# ASSIGNMENT
Across the listing below, how many lines contain the string "아티스트에게"? Only the number is needed.

# RECORDS
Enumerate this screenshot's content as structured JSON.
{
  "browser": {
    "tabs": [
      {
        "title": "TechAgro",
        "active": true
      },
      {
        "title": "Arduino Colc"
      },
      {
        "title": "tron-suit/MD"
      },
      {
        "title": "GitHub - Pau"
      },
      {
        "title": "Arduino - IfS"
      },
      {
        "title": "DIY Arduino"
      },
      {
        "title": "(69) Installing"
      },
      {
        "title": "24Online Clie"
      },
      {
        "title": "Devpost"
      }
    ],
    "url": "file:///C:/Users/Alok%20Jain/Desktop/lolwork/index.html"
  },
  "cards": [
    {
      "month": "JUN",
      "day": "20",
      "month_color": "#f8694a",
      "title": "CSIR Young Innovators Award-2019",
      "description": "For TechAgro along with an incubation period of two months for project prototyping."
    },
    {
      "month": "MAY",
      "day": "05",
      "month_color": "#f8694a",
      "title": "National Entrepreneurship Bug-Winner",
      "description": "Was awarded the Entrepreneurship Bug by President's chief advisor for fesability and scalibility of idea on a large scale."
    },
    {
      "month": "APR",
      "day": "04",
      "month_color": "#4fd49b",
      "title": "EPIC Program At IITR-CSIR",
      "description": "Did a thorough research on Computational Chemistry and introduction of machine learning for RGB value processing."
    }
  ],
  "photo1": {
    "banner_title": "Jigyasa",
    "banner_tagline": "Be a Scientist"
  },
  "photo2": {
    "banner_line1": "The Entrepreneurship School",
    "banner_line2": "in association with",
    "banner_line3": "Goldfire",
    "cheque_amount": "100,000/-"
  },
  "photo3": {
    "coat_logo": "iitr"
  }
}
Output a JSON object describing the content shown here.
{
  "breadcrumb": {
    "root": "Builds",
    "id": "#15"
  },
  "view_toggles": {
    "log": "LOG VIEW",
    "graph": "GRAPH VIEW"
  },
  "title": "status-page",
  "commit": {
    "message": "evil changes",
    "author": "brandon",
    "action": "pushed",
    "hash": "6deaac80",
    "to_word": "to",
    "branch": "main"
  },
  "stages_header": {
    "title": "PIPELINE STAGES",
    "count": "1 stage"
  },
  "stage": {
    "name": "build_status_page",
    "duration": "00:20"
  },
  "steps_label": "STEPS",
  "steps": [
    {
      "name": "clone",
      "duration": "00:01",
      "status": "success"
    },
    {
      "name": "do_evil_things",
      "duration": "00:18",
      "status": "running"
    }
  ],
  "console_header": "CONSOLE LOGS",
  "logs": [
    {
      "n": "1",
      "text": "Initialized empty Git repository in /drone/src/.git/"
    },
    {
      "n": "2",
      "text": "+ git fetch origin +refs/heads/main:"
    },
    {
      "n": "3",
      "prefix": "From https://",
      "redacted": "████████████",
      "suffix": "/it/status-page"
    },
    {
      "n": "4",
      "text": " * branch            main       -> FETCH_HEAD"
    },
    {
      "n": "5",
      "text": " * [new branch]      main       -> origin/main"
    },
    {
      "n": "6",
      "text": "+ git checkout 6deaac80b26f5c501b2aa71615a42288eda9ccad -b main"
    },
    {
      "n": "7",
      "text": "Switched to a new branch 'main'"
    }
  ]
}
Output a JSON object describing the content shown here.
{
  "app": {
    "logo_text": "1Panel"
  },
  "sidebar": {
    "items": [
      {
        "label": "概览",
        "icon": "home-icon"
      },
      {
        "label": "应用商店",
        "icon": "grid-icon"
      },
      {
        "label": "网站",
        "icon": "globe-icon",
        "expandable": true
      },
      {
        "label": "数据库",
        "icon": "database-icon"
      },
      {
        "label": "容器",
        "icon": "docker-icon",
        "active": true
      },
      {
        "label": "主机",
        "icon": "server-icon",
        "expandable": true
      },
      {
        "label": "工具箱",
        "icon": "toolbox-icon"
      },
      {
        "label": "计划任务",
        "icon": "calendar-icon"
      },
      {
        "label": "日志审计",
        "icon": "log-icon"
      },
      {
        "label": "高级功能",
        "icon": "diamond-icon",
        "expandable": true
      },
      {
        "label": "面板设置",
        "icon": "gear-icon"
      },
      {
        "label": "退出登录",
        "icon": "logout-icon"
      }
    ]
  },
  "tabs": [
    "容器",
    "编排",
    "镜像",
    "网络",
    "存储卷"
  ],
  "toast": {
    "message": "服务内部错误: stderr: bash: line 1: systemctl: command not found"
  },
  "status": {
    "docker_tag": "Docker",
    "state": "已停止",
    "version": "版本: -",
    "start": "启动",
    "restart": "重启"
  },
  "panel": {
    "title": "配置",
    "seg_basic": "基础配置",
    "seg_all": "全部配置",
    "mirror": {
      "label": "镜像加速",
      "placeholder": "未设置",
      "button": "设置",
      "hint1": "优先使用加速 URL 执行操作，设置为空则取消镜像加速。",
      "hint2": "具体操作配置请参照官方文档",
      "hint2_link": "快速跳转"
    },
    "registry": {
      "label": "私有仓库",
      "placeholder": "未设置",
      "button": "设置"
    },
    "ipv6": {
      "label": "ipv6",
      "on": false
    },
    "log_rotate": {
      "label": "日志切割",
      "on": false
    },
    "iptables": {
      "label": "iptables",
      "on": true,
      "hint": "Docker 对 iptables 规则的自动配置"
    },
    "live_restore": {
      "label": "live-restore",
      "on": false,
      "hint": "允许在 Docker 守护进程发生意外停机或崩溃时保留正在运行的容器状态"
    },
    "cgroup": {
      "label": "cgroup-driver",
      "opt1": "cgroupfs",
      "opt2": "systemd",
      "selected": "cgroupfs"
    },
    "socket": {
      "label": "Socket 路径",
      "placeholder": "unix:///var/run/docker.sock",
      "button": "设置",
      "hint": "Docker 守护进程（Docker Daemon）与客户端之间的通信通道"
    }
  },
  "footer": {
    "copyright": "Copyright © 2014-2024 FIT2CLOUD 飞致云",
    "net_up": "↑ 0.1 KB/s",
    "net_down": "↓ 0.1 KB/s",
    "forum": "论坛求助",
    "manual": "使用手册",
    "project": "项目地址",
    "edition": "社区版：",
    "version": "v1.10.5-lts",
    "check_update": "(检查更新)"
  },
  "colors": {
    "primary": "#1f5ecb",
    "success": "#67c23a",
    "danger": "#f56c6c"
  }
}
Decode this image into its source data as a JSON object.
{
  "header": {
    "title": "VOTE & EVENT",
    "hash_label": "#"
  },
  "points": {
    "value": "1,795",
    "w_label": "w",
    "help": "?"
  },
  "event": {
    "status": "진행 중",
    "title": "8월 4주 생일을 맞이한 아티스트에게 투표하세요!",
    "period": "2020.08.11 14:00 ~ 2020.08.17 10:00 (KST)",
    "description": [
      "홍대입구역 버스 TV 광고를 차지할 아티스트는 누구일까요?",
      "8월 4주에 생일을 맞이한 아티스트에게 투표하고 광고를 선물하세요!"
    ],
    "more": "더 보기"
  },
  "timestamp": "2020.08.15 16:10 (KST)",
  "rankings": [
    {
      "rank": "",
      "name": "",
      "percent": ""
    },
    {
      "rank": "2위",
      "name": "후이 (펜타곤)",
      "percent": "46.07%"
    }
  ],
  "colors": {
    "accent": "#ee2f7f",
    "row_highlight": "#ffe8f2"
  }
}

# EXERCISE SOLUTION
2